(Photo above by Evan Dennis on Unsplash)

Unhappiness, but not quite sadness

The minutes approach the stroke of noon.

Maybe I’ve never really been happy here.

I lay on my side, on our living room’s couch. Its length spans the entirety of the wall. A couch that was meant to fill this new and spacious home with comfort. A home whose space was meant to fill parts of the voids. And yet, somehow, it feels like it achieves just the opposite.

I stare at the marks on  our coffee table, but I’m not really looking at them. My gaze veers to the left, and is met with the sight of our stout Vitamin D bottle. It stores inside of it little droplets of face-value alleviation for this season of depression–a season that was surely delayed this year, but whose arrival was only a matter of time.

Here we are. Not even a full week of clouds, and already I can’t seem to get up.

Maybe I’ve never really been happy here.

Day 172::CS50::The HalfWay Point[er]

Tonight, I just wanted to document that I am officially more than halfway through my CS50 course! Out of nine problem sets, I have now submitted five.

I was going to try and make a bad pointer pun here, but I’ll restrict myself to exploiting it only in this post’s title.

To celebrate, I’m posting a highly phoned in photo where my Thursday night eye bags are masked by a convenient Snapchat filter.

My goal since the new year has been to devote at least an hour each day to the class–the idea being that on a bad day, I will only spend an hour on it. Most days, (especially when working through a problem set), I will spend 2-3 hours on it.

Additionally since the start of the new year, I’ve been pretty anxious about my life and my choices, which should be shocking to no one. A large part of this anxiety came from feeling like I’ve been stuck on this course for an eternity, and given that I will not allow myself to explore any other online classes or take up other any remotely serious hobbies until I finish the damn thing, I began to feel like I was going to be taking CS50 until I died.

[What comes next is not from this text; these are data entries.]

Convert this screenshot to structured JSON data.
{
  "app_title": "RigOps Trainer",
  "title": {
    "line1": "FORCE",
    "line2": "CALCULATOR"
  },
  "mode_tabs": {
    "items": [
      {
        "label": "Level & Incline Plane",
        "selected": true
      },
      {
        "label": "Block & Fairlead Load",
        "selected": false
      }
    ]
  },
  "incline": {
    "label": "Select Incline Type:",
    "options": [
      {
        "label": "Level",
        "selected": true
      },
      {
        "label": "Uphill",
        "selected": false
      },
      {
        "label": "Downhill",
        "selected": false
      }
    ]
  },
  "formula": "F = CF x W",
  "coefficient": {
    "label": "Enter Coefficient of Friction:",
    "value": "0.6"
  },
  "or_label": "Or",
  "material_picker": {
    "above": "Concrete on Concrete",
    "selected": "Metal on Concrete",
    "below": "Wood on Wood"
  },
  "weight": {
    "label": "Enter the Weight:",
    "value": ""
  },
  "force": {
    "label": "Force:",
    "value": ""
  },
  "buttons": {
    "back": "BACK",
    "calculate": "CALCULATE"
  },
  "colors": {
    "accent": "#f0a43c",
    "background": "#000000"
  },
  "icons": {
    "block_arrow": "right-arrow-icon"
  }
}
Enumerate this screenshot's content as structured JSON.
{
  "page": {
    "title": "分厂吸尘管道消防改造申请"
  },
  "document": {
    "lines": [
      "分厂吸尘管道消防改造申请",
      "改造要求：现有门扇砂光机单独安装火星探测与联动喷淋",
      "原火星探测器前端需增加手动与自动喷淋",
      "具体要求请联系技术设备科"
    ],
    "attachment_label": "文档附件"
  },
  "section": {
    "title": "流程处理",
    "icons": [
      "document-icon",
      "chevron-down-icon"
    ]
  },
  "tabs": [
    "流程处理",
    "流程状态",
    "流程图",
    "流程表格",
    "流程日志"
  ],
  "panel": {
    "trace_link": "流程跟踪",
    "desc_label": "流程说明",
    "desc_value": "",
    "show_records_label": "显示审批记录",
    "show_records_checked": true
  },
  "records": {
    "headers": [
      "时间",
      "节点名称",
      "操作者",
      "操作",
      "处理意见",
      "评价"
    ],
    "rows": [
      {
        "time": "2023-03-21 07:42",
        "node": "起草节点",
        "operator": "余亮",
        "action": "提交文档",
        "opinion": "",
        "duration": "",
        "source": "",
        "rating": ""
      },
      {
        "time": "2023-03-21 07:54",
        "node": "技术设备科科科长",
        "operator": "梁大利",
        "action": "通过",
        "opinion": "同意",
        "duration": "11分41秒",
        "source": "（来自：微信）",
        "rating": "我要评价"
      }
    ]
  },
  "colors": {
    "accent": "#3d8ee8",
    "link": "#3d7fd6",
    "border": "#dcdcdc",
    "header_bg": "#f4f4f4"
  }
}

So, slow and steady wins the race. Here’s to chipping away at something big–and to hoping that it doesn’t outpace me with it’s chipping away at my soul. Amirite?

I’m being dramatic. It’s not that bad.